“Many injuries I see involve the lack of proper mechanics, poor flexibility and muscle imbalances,” school trainer Brent Hatakeyama said.
Many students are too inexperienced to realize their personal limits and push their bodies to the limits without properly strengthening it, resulting in a higher risk of injury.
“I would recommend staying very aware and conscious when pushing the body to its limits.” professional pilates instructor at PhysioFit Pilates V. Kimbell Shelton said. “We all want to perform to the best of our abilities—but the body has a wisdom of its own and if you do not listen to it, you’ll very likely injure yourself at some point, and recovery can be long, difficult and frustrating.”
The poor form that most student athletes show is caused by their inexperience. Athletes can be unaware of correct regimens despite the coaches setting basic guidelines in place for working out.
“Our coaches [are theoretically] supposed to go through routines when the athletes are lifting weights, making sure they use the proper amount [of weight],” athletic director Kim Cave said.
However, this sentiment isn’t always necessarily directly translated into the athletes adhering to limitations on training.
“Working out in the weight room during track season, I [sustained] a lot of fatigue and overexerted my body a bit more than normal due to peer pressure,” junior Henry Kwock said. “I saw other people lifting more and I just felt compelled to do that myself. I don’t think it’s always a [great environment] for competitive athletes.”
Information is key to bettering students’ bodies instead of running the risk of injury. Many sports have practice at least two hours a day, five times a week. This fosters an intense environment for the student athlete’s body. Yet coaches aren’t solely to blame for the training—it’s necessary for athletes to be competitive. Athletes, however, can fail to properly assess their need for rest because of inexperience.
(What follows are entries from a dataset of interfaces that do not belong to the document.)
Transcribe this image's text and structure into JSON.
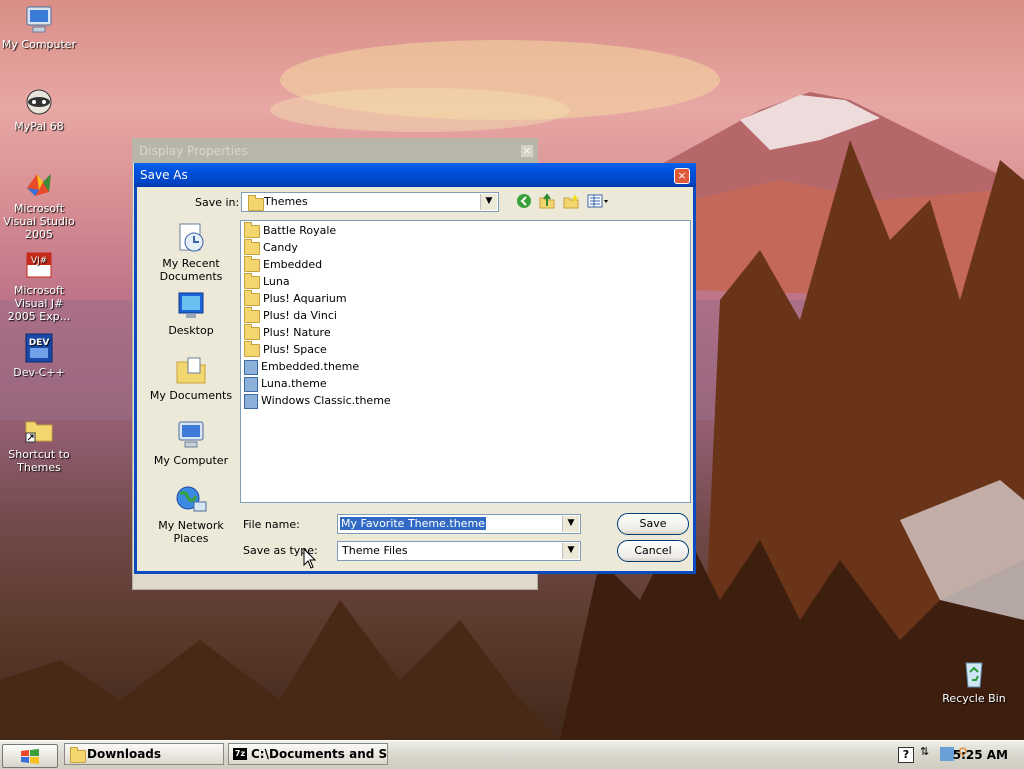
{
  "desktop": {
    "icons": [
      {
        "label": "My Computer"
      },
      {
        "label": "MyPal 68"
      },
      {
        "label": "Microsoft Visual Studio 2005"
      },
      {
        "label": "Microsoft Visual J# 2005 Exp..."
      },
      {
        "label": "Dev-C++"
      },
      {
        "label": "Shortcut to Themes"
      },
      {
        "label": "Recycle Bin"
      }
    ]
  },
  "background_window": {
    "title": "Display Properties",
    "close": "×"
  },
  "dialog": {
    "title": "Save As",
    "close": "×",
    "save_in_label": "Save in:",
    "save_in_value": "Themes",
    "places": [
      {
        "label": "My Recent Documents"
      },
      {
        "label": "Desktop"
      },
      {
        "label": "My Documents"
      },
      {
        "label": "My Computer"
      },
      {
        "label": "My Network Places"
      }
    ],
    "files": [
      {
        "name": "Battle Royale",
        "kind": "folder"
      },
      {
        "name": "Candy",
        "kind": "folder"
      },
      {
        "name": "Embedded",
        "kind": "folder"
      },
      {
        "name": "Luna",
        "kind": "folder"
      },
      {
        "name": "Plus! Aquarium",
        "kind": "folder"
      },
      {
        "name": "Plus! da Vinci",
        "kind": "folder"
      },
      {
        "name": "Plus! Nature",
        "kind": "folder"
      },
      {
        "name": "Plus! Space",
        "kind": "folder"
      },
      {
        "name": "Embedded.theme",
        "kind": "theme"
      },
      {
        "name": "Luna.theme",
        "kind": "theme"
      },
      {
        "name": "Windows Classic.theme",
        "kind": "theme"
      }
    ],
    "file_name_label": "File name:",
    "file_name_value": "My Favorite Theme.theme",
    "save_type_label": "Save as type:",
    "save_type_value": "Theme Files",
    "save_button": "Save",
    "cancel_button": "Cancel"
  },
  "taskbar": {
    "tasks": [
      {
        "label": "Downloads"
      },
      {
        "label": "C:\\Documents and Se..."
      }
    ],
    "clock": "5:25 AM"
  }
}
“I could have taken more time off when [my herniated discs were] diagnosed,” senior water polo player Casey Vanneman said. “The double-days, multiple games during the week and the tournaments are really hard on my body. It’s constant pain throughout practices and games.”
Demanding high school sports provide an avenue for student athletes to make the mistake of putting themselves in risk of injury. Due to this, students should take extra care to properly rest.
“Rest days are required for both mental and physical recovery,” Hatakeyama said. “It is recommended for almost all athletes to have one day of complete rest [each week].”
Along with proper amounts of rest, there are other things that the student athlete can do in order to reduce the risk of injury.
“[Strengthening and stretching] your legs, back and core are important because they are the basis of almost every sport and help reduce fatigue during competition,” Hatakeyama said. “Chest, arms and shoulders may make you throw, push or swing a little faster but they don’t help you support your body like the base of your legs, the bridge of your core and the trunk of your back.”
Each sport comes with a common set of possible injuries; if the athlete strengthens these areas, he or she will be able to be stronger. However, strengthening your entire body is important as well, and one should not focus solely on a specific muscle group. Doing this will reduce one’s fatigue when it comes to gameplay and therefore one will not only be able to play better but will also reduce the risk of an injury.
Prior to participating in a sport, student athletes should meet with a trainer to create a routine specific to the athlete. The school provides a trainer and P.E. teachers qualified to provide safe and constructive exercises for athletes. Athletes should see the value in the extra effort, not only to be stronger in their sport, but also to minimize injury.